- _EXERCISE PROMPT_:
With pictures removed, the data below should be returned exactly.

(Web page and app entries)
------------------------------------------------------------

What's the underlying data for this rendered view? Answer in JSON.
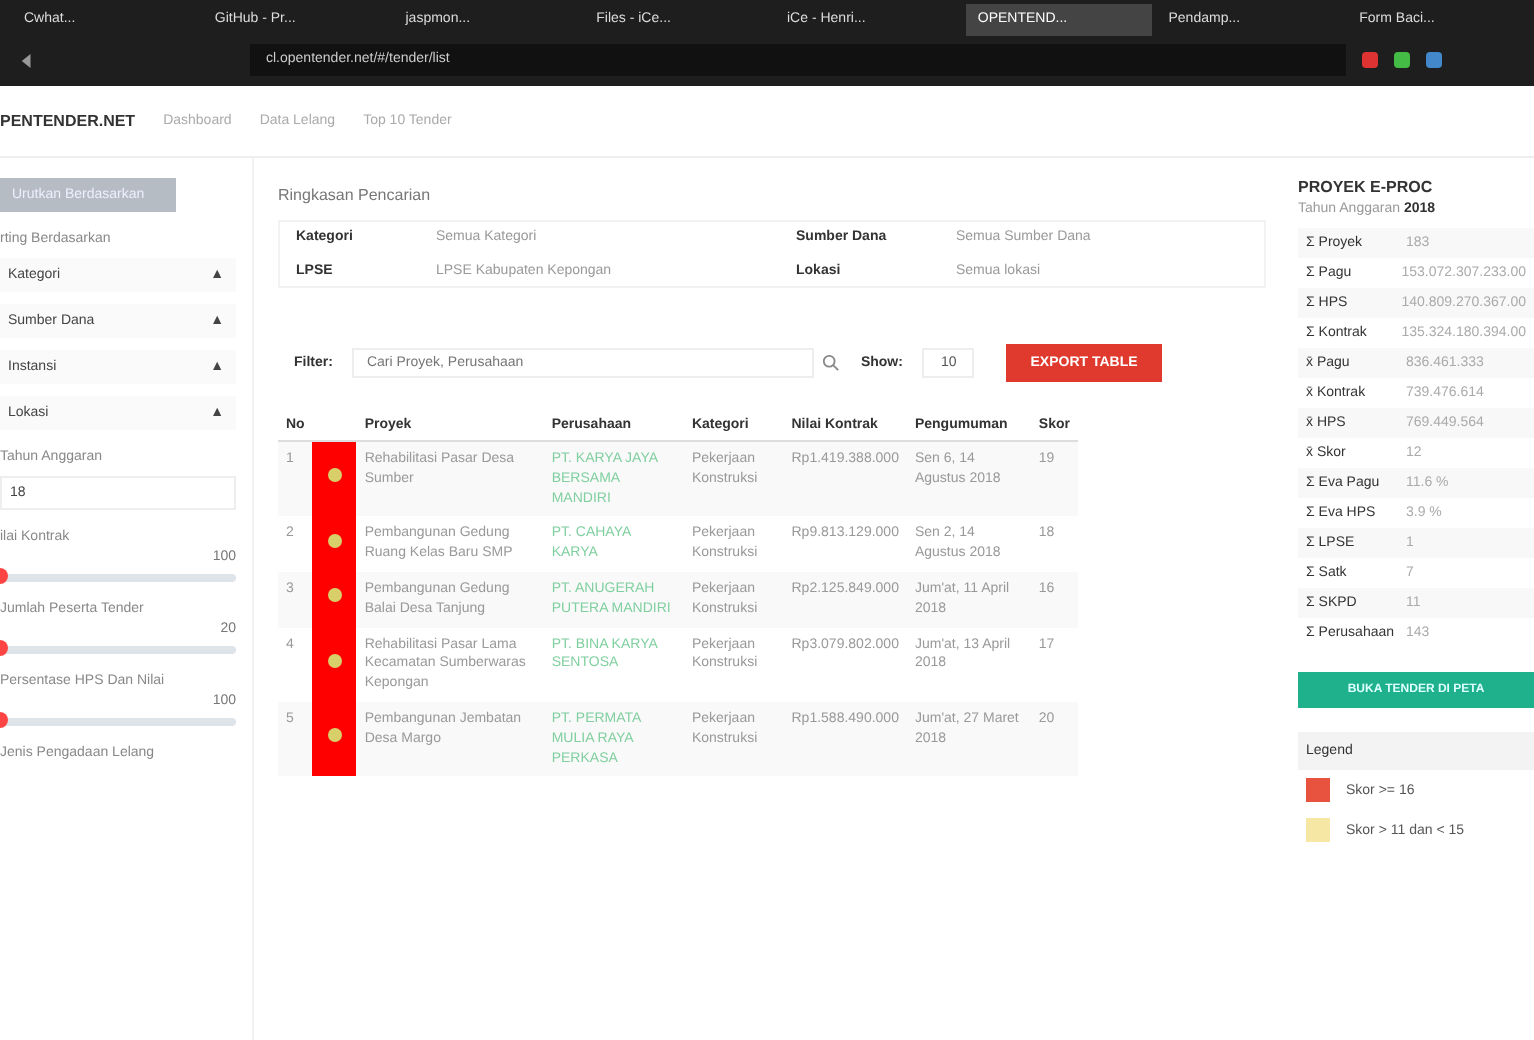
{
  "browser": {
    "tabs": [
      {
        "label": "Cwhat...",
        "selected": false
      },
      {
        "label": "GitHub - Pr...",
        "selected": false
      },
      {
        "label": "jaspmon...",
        "selected": false
      },
      {
        "label": "Files - iCe...",
        "selected": false
      },
      {
        "label": "iCe - Henri...",
        "selected": false
      },
      {
        "label": "OPENTEND...",
        "selected": true
      },
      {
        "label": "Pendamp...",
        "selected": false
      },
      {
        "label": "Form Baci...",
        "selected": false
      }
    ],
    "url": "cl.opentender.net/#/tender/list"
  },
  "navbar": {
    "brand": "PENTENDER.NET",
    "links": [
      "Dashboard",
      "Data Lelang",
      "Top 10 Tender"
    ]
  },
  "sidebar": {
    "button": "Urutkan Berdasarkan",
    "sort_title": "rting Berdasarkan",
    "sort_items": [
      {
        "label": "Kategori",
        "icon": "▲"
      },
      {
        "label": "Sumber Dana",
        "icon": "▲"
      },
      {
        "label": "Instansi",
        "icon": "▲"
      },
      {
        "label": "Lokasi",
        "icon": "▲"
      }
    ],
    "year_title": "Tahun Anggaran",
    "year_value": "18",
    "sliders": [
      {
        "title": "ilai Kontrak",
        "reading": "100",
        "level": 0
      },
      {
        "title": "Jumlah Peserta Tender",
        "reading": "20",
        "level": 0
      },
      {
        "title": "Persentase HPS Dan Nilai",
        "reading": "100",
        "level": 0
      }
    ],
    "last_title": "Jenis Pengadaan Lelang"
  },
  "summary": {
    "title": "Ringkasan Pencarian",
    "fields": [
      {
        "label": "Kategori",
        "value": "Semua Kategori"
      },
      {
        "label": "Sumber Dana",
        "value": "Semua Sumber Dana"
      },
      {
        "label": "LPSE",
        "value": "LPSE Kabupaten Kepongan"
      },
      {
        "label": "Lokasi",
        "value": "Semua lokasi"
      }
    ]
  },
  "filter": {
    "label": "Filter:",
    "placeholder": "Cari Proyek, Perusahaan",
    "show_label": "Show:",
    "show_value": "10",
    "export": "EXPORT TABLE"
  },
  "table": {
    "columns": [
      "No",
      "Proyek",
      "Perusahaan",
      "Kategori",
      "Nilai Kontrak",
      "Pengumuman",
      "Skor"
    ],
    "rows": [
      {
        "no": "1",
        "color": "#ff0000",
        "proyek": "Rehabilitasi Pasar Desa Sumber",
        "perusahaan": "PT. KARYA JAYA BERSAMA MANDIRI",
        "kategori": "Pekerjaan Konstruksi",
        "nilai": "Rp1.419.388.000",
        "pengumuman": "Sen 6, 14 Agustus 2018",
        "skor": "19"
      },
      {
        "no": "2",
        "color": "#ff0000",
        "proyek": "Pembangunan Gedung Ruang Kelas Baru SMP",
        "perusahaan": "PT. CAHAYA KARYA",
        "kategori": "Pekerjaan Konstruksi",
        "nilai": "Rp9.813.129.000",
        "pengumuman": "Sen 2, 14 Agustus 2018",
        "skor": "18"
      },
      {
        "no": "3",
        "color": "#ff0000",
        "proyek": "Pembangunan Gedung Balai Desa Tanjung",
        "perusahaan": "PT. ANUGERAH PUTERA MANDIRI",
        "kategori": "Pekerjaan Konstruksi",
        "nilai": "Rp2.125.849.000",
        "pengumuman": "Jum'at, 11 April 2018",
        "skor": "16"
      },
      {
        "no": "4",
        "color": "#ff0000",
        "proyek": "Rehabilitasi Pasar Lama Kecamatan Sumberwaras Kepongan",
        "perusahaan": "PT. BINA KARYA SENTOSA",
        "kategori": "Pekerjaan Konstruksi",
        "nilai": "Rp3.079.802.000",
        "pengumuman": "Jum'at, 13 April 2018",
        "skor": "17"
      },
      {
        "no": "5",
        "color": "#ff0000",
        "proyek": "Pembangunan Jembatan Desa Margo",
        "perusahaan": "PT. PERMATA MULIA RAYA PERKASA",
        "kategori": "Pekerjaan Konstruksi",
        "nilai": "Rp1.588.490.000",
        "pengumuman": "Jum'at, 27 Maret 2018",
        "skor": "20"
      }
    ]
  },
  "stats": {
    "title": "PROYEK E-PROC",
    "subtitle": "Tahun Anggaran",
    "year": "2018",
    "rows": [
      {
        "label": "Σ Proyek",
        "value": "183"
      },
      {
        "label": "Σ Pagu",
        "value": "153.072.307.233.00"
      },
      {
        "label": "Σ HPS",
        "value": "140.809.270.367.00"
      },
      {
        "label": "Σ Kontrak",
        "value": "135.324.180.394.00"
      },
      {
        "label": "x̄ Pagu",
        "value": "836.461.333"
      },
      {
        "label": "x̄ Kontrak",
        "value": "739.476.614"
      },
      {
        "label": "x̄ HPS",
        "value": "769.449.564"
      },
      {
        "label": "x̄ Skor",
        "value": "12"
      },
      {
        "label": "Σ Eva Pagu",
        "value": "11.6 %"
      },
      {
        "label": "Σ Eva HPS",
        "value": "3.9 %"
      },
      {
        "label": "Σ LPSE",
        "value": "1"
      },
      {
        "label": "Σ Satk",
        "value": "7"
      },
      {
        "label": "Σ SKPD",
        "value": "11"
      },
      {
        "label": "Σ Perusahaan",
        "value": "143"
      }
    ],
    "map_button": "BUKA TENDER DI PETA",
    "legend_title": "Legend",
    "legend": [
      {
        "label": "Skor >= 16",
        "color": "#e8533f"
      },
      {
        "label": "Skor > 11 dan < 15",
        "color": "#f7e7a5"
      }
    ]
  }
}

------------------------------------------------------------

- _RESPONSE AREA_:
What's the underlying data for this rendered view? Answer in JSON.
{
  "browser": {
    "tabs": [
      {
        "label": "Cwhat...",
        "selected": false
      },
      {
        "label": "GitHub - Pr...",
        "selected": false
      },
      {
        "label": "jaspmon...",
        "selected": false
      },
      {
        "label": "Files - iCe...",
        "selected": false
      },
      {
        "label": "iCe - Henri...",
        "selected": false
      },
      {
        "label": "OPENTEND...",
        "selected": true
      },
      {
        "label": "Pendamp...",
        "selected": false
      },
      {
        "label": "Form Baci...",
        "selected": false
      }
    ],
    "url": "cl.opentender.net/#/tender/list"
  },
  "navbar": {
    "brand": "PENTENDER.NET",
    "links": [
      "Dashboard",
      "Data Lelang",
      "Top 10 Tender"
    ]
  },
  "sidebar": {
    "button": "Urutkan Berdasarkan",
    "sort_title": "rting Berdasarkan",
    "sort_items": [
      {
        "label": "Kategori",
        "icon": "▲"
      },
      {
        "label": "Sumber Dana",
        "icon": "▲"
      },
      {
        "label": "Instansi",
        "icon": "▲"
      },
      {
        "label": "Lokasi",
        "icon": "▲"
      }
    ],
    "year_title": "Tahun Anggaran",
    "year_value": "18",
    "sliders": [
      {
        "title": "ilai Kontrak",
        "reading": "100",
        "level": 0
      },
      {
        "title": "Jumlah Peserta Tender",
        "reading": "20",
        "level": 0
      },
      {
        "title": "Persentase HPS Dan Nilai",
        "reading": "100",
        "level": 0
      }
    ],
    "last_title": "Jenis Pengadaan Lelang"
  },
  "summary": {
    "title": "Ringkasan Pencarian",
    "fields": [
      {
        "label": "Kategori",
        "value": "Semua Kategori"
      },
      {
        "label": "Sumber Dana",
        "value": "Semua Sumber Dana"
      },
      {
        "label": "LPSE",
        "value": "LPSE Kabupaten Kepongan"
      },
      {
        "label": "Lokasi",
        "value": "Semua lokasi"
      }
    ]
  },
  "filter": {
    "label": "Filter:",
    "placeholder": "Cari Proyek, Perusahaan",
    "show_label": "Show:",
    "show_value": "10",
    "export": "EXPORT TABLE"
  },
  "table": {
    "columns": [
      "No",
      "Proyek",
      "Perusahaan",
      "Kategori",
      "Nilai Kontrak",
      "Pengumuman",
      "Skor"
    ],
    "rows": [
      {
        "no": "1",
        "color": "#ff0000",
        "proyek": "Rehabilitasi Pasar Desa Sumber",
        "perusahaan": "PT. KARYA JAYA BERSAMA MANDIRI",
        "kategori": "Pekerjaan Konstruksi",
        "nilai": "Rp1.419.388.000",
        "pengumuman": "Sen 6, 14 Agustus 2018",
        "skor": "19"
      },
      {
        "no": "2",
        "color": "#ff0000",
        "proyek": "Pembangunan Gedung Ruang Kelas Baru SMP",
        "perusahaan": "PT. CAHAYA KARYA",
        "kategori": "Pekerjaan Konstruksi",
        "nilai": "Rp9.813.129.000",
        "pengumuman": "Sen 2, 14 Agustus 2018",
        "skor": "18"
      },
      {
        "no": "3",
        "color": "#ff0000",
        "proyek": "Pembangunan Gedung Balai Desa Tanjung",
        "perusahaan": "PT. ANUGERAH PUTERA MANDIRI",
        "kategori": "Pekerjaan Konstruksi",
        "nilai": "Rp2.125.849.000",
        "pengumuman": "Jum'at, 11 April 2018",
        "skor": "16"
      },
      {
        "no": "4",
        "color": "#ff0000",
        "proyek": "Rehabilitasi Pasar Lama Kecamatan Sumberwaras Kepongan",
        "perusahaan": "PT. BINA KARYA SENTOSA",
        "kategori": "Pekerjaan Konstruksi",
        "nilai": "Rp3.079.802.000",
        "pengumuman": "Jum'at, 13 April 2018",
        "skor": "17"
      },
      {
        "no": "5",
        "color": "#ff0000",
        "proyek": "Pembangunan Jembatan Desa Margo",
        "perusahaan": "PT. PERMATA MULIA RAYA PERKASA",
        "kategori": "Pekerjaan Konstruksi",
        "nilai": "Rp1.588.490.000",
        "pengumuman": "Jum'at, 27 Maret 2018",
        "skor": "20"
      }
    ]
  },
  "stats": {
    "title": "PROYEK E-PROC",
    "subtitle": "Tahun Anggaran",
    "year": "2018",
    "rows": [
      {
        "label": "Σ Proyek",
        "value": "183"
      },
      {
        "label": "Σ Pagu",
        "value": "153.072.307.233.00"
      },
      {
        "label": "Σ HPS",
        "value": "140.809.270.367.00"
      },
      {
        "label": "Σ Kontrak",
        "value": "135.324.180.394.00"
      },
      {
        "label": "x̄ Pagu",
        "value": "836.461.333"
      },
      {
        "label": "x̄ Kontrak",
        "value": "739.476.614"
      },
      {
        "label": "x̄ HPS",
        "value": "769.449.564"
      },
      {
        "label": "x̄ Skor",
        "value": "12"
      },
      {
        "label": "Σ Eva Pagu",
        "value": "11.6 %"
      },
      {
        "label": "Σ Eva HPS",
        "value": "3.9 %"
      },
      {
        "label": "Σ LPSE",
        "value": "1"
      },
      {
        "label": "Σ Satk",
        "value": "7"
      },
      {
        "label": "Σ SKPD",
        "value": "11"
      },
      {
        "label": "Σ Perusahaan",
        "value": "143"
      }
    ],
    "map_button": "BUKA TENDER DI PETA",
    "legend_title": "Legend",
    "legend": [
      {
        "label": "Skor >= 16",
        "color": "#e8533f"
      },
      {
        "label": "Skor > 11 dan < 15",
        "color": "#f7e7a5"
      }
    ]
  }
}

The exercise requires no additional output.